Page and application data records
*-*-*

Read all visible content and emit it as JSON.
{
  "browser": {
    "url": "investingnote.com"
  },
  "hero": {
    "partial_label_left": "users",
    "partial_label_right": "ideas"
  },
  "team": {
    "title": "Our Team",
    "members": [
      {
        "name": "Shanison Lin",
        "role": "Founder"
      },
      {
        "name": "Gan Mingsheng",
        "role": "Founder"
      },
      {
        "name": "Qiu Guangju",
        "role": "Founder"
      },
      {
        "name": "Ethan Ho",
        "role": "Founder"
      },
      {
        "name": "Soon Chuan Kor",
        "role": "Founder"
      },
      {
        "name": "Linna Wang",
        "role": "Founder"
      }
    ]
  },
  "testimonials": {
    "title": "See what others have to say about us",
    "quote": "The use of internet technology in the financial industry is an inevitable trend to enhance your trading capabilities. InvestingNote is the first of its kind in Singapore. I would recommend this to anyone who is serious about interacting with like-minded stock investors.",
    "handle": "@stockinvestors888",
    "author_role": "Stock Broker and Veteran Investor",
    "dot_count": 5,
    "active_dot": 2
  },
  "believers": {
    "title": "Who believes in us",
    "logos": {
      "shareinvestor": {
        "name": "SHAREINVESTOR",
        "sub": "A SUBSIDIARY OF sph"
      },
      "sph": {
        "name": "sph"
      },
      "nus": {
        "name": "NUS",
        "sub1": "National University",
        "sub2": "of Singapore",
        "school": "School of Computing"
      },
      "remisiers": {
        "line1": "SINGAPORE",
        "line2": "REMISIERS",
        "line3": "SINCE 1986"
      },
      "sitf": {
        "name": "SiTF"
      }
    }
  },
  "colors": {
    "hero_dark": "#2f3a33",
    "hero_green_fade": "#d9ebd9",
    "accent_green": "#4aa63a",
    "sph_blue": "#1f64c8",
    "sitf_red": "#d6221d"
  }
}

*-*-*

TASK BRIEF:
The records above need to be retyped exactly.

RESULT OF THE TASK:
Read all visible content and emit it as JSON.
{
  "browser": {
    "url": "investingnote.com"
  },
  "hero": {
    "partial_label_left": "users",
    "partial_label_right": "ideas"
  },
  "team": {
    "title": "Our Team",
    "members": [
      {
        "name": "Shanison Lin",
        "role": "Founder"
      },
      {
        "name": "Gan Mingsheng",
        "role": "Founder"
      },
      {
        "name": "Qiu Guangju",
        "role": "Founder"
      },
      {
        "name": "Ethan Ho",
        "role": "Founder"
      },
      {
        "name": "Soon Chuan Kor",
        "role": "Founder"
      },
      {
        "name": "Linna Wang",
        "role": "Founder"
      }
    ]
  },
  "testimonials": {
    "title": "See what others have to say about us",
    "quote": "The use of internet technology in the financial industry is an inevitable trend to enhance your trading capabilities. InvestingNote is the first of its kind in Singapore. I would recommend this to anyone who is serious about interacting with like-minded stock investors.",
    "handle": "@stockinvestors888",
    "author_role": "Stock Broker and Veteran Investor",
    "dot_count": 5,
    "active_dot": 2
  },
  "believers": {
    "title": "Who believes in us",
    "logos": {
      "shareinvestor": {
        "name": "SHAREINVESTOR",
        "sub": "A SUBSIDIARY OF sph"
      },
      "sph": {
        "name": "sph"
      },
      "nus": {
        "name": "NUS",
        "sub1": "National University",
        "sub2": "of Singapore",
        "school": "School of Computing"
      },
      "remisiers": {
        "line1": "SINGAPORE",
        "line2": "REMISIERS",
        "line3": "SINCE 1986"
      },
      "sitf": {
        "name": "SiTF"
      }
    }
  },
  "colors": {
    "hero_dark": "#2f3a33",
    "hero_green_fade": "#d9ebd9",
    "accent_green": "#4aa63a",
    "sph_blue": "#1f64c8",
    "sitf_red": "#d6221d"
  }
}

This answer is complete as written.